***** Records to process *****

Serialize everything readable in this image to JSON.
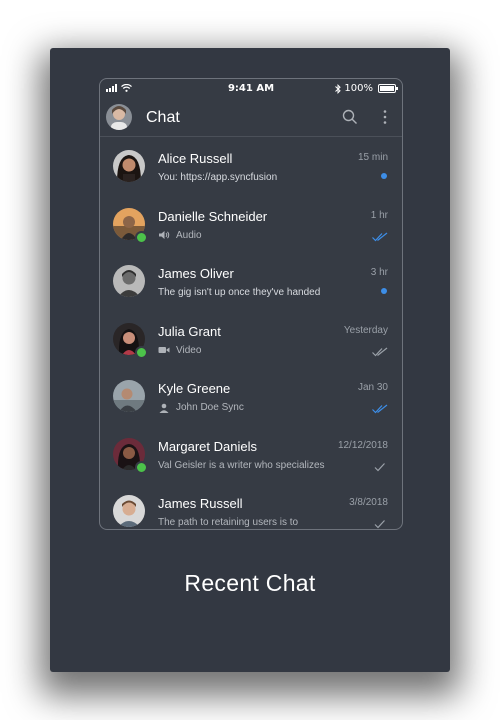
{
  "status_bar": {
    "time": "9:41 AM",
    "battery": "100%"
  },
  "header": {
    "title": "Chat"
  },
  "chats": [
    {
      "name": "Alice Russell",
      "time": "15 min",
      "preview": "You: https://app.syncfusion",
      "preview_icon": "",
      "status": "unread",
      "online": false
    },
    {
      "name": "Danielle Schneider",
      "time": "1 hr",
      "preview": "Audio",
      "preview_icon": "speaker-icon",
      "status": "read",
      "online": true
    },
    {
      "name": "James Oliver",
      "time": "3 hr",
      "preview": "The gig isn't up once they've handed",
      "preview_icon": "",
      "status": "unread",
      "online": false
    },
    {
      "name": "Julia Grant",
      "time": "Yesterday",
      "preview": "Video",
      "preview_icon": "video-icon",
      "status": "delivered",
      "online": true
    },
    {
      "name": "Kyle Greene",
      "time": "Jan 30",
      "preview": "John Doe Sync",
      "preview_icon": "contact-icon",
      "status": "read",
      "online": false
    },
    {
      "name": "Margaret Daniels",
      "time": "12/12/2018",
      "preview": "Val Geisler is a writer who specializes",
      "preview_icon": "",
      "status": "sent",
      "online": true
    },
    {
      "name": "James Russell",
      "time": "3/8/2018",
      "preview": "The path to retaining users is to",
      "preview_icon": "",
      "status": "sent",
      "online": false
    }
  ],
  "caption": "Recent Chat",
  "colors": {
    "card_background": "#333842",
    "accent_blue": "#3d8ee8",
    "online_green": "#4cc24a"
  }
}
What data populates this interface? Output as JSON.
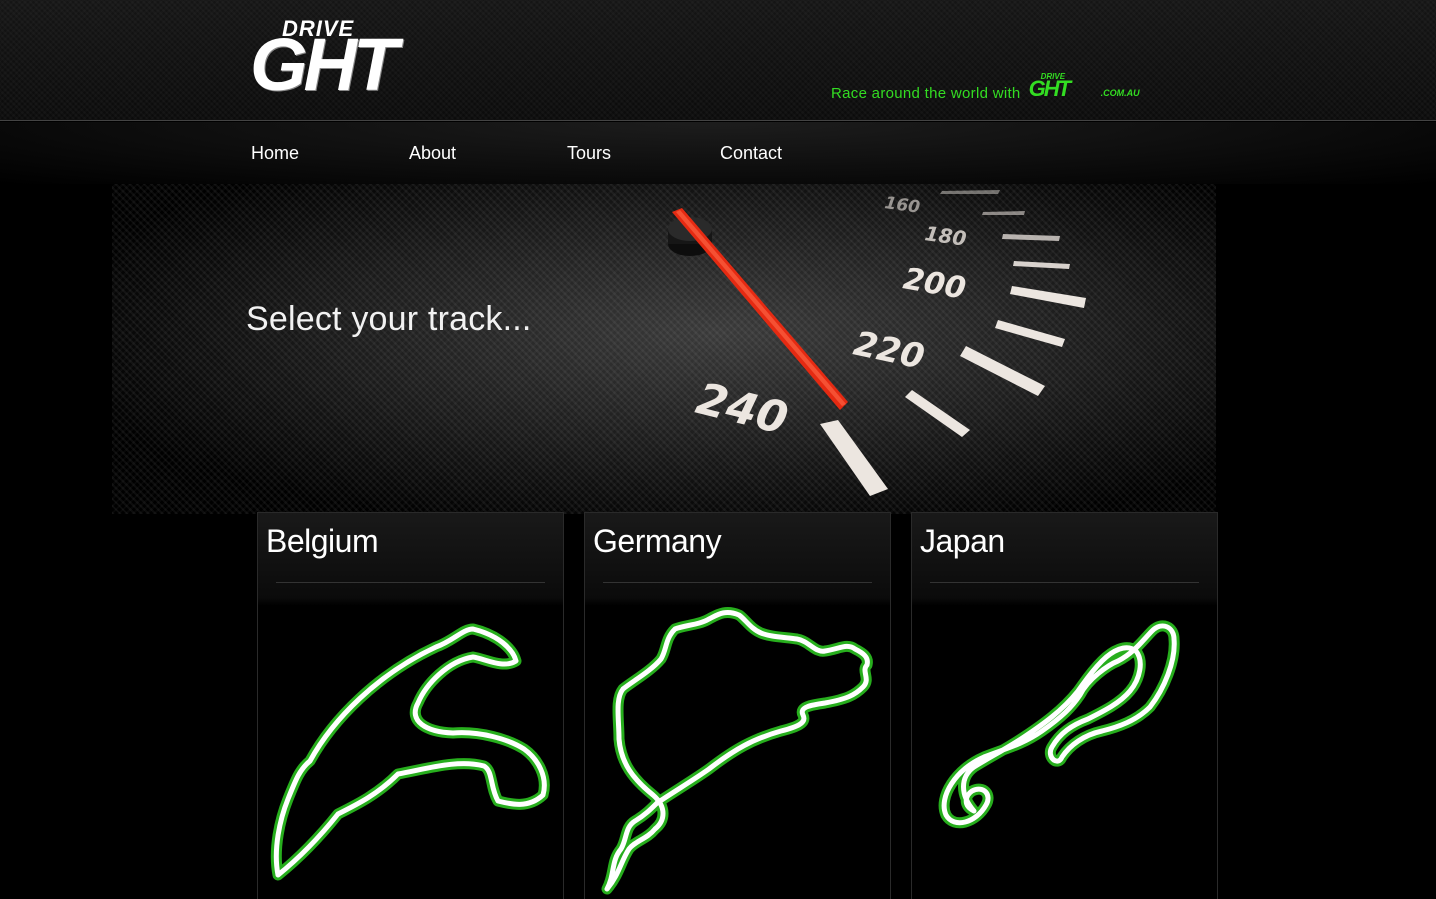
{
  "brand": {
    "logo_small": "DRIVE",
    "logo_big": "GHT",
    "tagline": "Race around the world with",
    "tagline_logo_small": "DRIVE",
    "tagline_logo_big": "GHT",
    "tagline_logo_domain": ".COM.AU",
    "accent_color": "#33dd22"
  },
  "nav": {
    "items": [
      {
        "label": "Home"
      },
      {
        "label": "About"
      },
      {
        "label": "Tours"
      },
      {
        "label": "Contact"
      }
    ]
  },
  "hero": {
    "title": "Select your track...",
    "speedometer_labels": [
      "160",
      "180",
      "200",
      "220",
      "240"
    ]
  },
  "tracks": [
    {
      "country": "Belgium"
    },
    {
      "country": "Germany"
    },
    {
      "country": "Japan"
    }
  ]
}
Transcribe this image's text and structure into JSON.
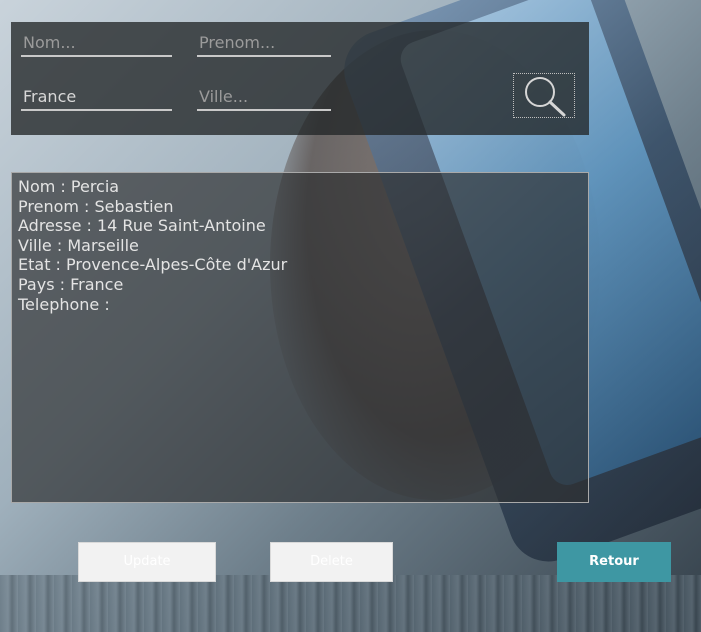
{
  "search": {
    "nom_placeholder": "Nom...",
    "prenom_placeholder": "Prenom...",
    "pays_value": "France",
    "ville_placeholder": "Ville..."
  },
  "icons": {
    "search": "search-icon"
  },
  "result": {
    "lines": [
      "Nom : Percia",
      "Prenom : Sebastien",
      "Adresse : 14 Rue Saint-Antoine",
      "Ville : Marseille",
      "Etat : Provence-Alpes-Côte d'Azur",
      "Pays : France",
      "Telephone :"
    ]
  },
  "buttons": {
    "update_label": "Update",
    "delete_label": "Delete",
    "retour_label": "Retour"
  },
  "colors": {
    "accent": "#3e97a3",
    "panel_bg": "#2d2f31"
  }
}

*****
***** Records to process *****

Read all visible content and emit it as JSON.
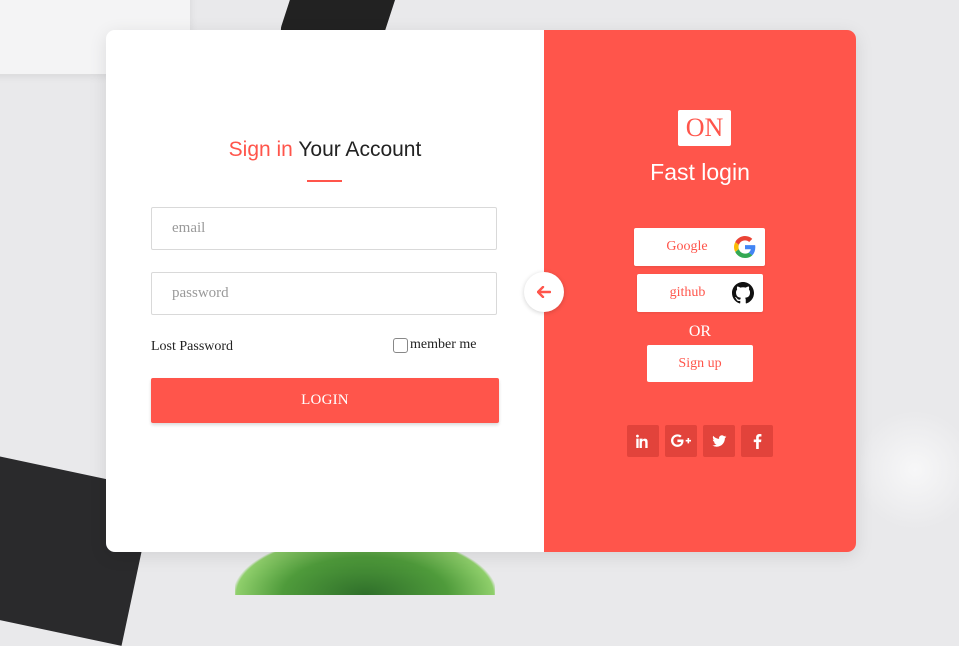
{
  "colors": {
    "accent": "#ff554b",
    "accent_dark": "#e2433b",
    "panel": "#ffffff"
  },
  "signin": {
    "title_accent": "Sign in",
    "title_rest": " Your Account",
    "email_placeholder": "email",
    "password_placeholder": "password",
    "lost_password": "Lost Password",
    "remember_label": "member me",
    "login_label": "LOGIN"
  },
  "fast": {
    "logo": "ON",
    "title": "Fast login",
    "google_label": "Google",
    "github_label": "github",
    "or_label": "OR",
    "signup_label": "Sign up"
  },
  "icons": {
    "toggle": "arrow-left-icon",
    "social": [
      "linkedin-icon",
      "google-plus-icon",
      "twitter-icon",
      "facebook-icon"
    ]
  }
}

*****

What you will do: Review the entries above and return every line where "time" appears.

Answer below:
    "time": "9:41 AM",
      "time": "15 min",
      "time": "1 hr",
      "time": "3 hr",
      "time": "Yesterday",
      "time": "Jan 30",
      "time": "12/12/2018",
      "time": "3/8/2018",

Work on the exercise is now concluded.